It is also expected to meet on some planets during the year. One of these conjunctions is the conjunction of Jupiter and Venus. People will have the chance to see this meeting, which is expected to be seen on March 2, 2023, only as the width of a finger.
3: CRESCENT MOON AND JUPITER
Just before daylight on May 17, 2023, the Moon will pass over Jupiter. This event will be visible from parts of America and Europe, but only those with powered telescopes will be able to witness it. This will not happen again until 2026.
4: METAST RAIN
The northern hemisphere’s most popular meteor shower is expected to occur in 2023. Known for its bright and fast-moving meteors, meteorites are caused by Comet Swift-Tuttle, which orbits the Sun approximately every 133 years.
The expected meteor showers in 2023 are as follows:
- Lyrid meteor shower on Saturday-Sunday, April 22-23
- 20-21 October Friday-Saturday Orionid meteor shower
- 17-18 November Friday-Saturday Leonid meteor shower
- Gemini meteor shower on Wednesday-Thursday, December 13-14
5: BRIGHTEST “BLUE SUPER MOON”
in four techniques in 2023 “super moon” expected, but it’s also the biggest, brightest, and best “Blue Moon” will be. The full moon at the end of August, “Blue Moon” will be named.
6: ‘GREAT WEST RING OF FIRE’ IN THE USA
This year, according to astronomers, North America will experience the golden age of solar eclipses. in 2023, “ring of Fire” An annular solar eclipse, also called an annular solar eclipse, will be visible in many parts of the United States.
Here are the places and seconds to see the ‘Great Western Ring of Fire Eclipse’ in America:
- Bryce Canyon National Park, Utah (2 minutes 15 seconds)
- Canyonlands National Park, Utah (2 minutes 24 seconds)
- Chaco Culture National Historic Park, New Mexico (4 minutes 42 seconds)
- Crater Lake National Park, Oregon (4 minutes 19 seconds)
- Mesa Verde National Park, Colorado (2 minutes 58 seconds)
- Natural Bridges National Monument, Utah (4 minutes 28 seconds)
7: WRAPPED OF THE BIELA Comet Slams into the Earth
Comet Biela is a periodic comet of the Jupiter family, first recorded by Montaigne and Charles Messier in 1772, and finally described as periodic by Wilhelm Von Biela in 1826.

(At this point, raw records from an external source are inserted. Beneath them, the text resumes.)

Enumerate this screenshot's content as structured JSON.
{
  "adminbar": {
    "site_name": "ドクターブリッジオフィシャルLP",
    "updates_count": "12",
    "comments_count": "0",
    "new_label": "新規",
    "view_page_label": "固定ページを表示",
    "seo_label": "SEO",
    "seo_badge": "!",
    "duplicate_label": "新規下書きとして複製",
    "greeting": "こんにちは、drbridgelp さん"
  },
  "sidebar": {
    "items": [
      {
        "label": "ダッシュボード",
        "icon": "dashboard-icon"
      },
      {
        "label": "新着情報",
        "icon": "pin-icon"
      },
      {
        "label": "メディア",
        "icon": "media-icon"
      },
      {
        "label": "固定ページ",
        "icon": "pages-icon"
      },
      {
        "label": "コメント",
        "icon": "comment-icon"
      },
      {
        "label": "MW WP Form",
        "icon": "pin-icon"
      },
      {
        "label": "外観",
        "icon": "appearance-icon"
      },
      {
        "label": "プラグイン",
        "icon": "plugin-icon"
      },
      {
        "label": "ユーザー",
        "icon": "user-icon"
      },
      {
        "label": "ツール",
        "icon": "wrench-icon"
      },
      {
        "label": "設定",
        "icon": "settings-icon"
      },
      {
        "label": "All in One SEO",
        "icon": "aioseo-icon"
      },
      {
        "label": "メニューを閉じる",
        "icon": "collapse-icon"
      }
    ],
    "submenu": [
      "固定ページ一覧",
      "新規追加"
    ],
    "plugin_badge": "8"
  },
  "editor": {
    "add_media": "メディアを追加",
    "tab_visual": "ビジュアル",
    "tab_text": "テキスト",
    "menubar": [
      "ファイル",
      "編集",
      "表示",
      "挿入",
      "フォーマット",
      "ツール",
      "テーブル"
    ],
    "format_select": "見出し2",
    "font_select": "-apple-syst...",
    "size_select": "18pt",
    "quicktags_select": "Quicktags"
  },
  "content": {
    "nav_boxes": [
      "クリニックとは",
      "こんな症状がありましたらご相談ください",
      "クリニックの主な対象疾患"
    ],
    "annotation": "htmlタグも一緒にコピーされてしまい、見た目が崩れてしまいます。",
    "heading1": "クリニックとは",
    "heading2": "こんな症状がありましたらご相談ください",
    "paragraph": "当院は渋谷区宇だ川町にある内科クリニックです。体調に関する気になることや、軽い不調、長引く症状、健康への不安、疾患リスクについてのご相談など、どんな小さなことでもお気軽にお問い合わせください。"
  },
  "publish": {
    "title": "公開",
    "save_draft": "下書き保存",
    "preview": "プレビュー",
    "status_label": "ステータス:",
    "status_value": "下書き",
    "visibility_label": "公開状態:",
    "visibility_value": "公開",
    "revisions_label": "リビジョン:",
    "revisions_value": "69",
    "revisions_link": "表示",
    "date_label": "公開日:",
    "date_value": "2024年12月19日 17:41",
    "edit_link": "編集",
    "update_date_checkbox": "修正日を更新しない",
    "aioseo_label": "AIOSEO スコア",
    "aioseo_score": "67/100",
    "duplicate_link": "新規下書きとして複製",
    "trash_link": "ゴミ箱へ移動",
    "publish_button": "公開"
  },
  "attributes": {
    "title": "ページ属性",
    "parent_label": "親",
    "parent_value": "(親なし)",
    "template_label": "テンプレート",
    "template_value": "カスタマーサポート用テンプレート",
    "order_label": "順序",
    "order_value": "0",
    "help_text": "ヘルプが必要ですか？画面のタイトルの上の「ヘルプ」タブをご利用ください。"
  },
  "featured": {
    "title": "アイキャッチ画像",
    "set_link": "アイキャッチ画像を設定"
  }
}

Comet Bela, which was later observed to split in two, was not seen again after 1852. Its remains were thought to have been destroyed for some time, though it seemed to have survived a meteor shower as andromedids. But by 2023, a rare fraction of what’s left of the so-called Andromedids meteor shower is thought to be visible, as around 60 “shooting stars” are expected to become visible per hour.
Source: Forbes, Mashable, Foxweather, NASA JPL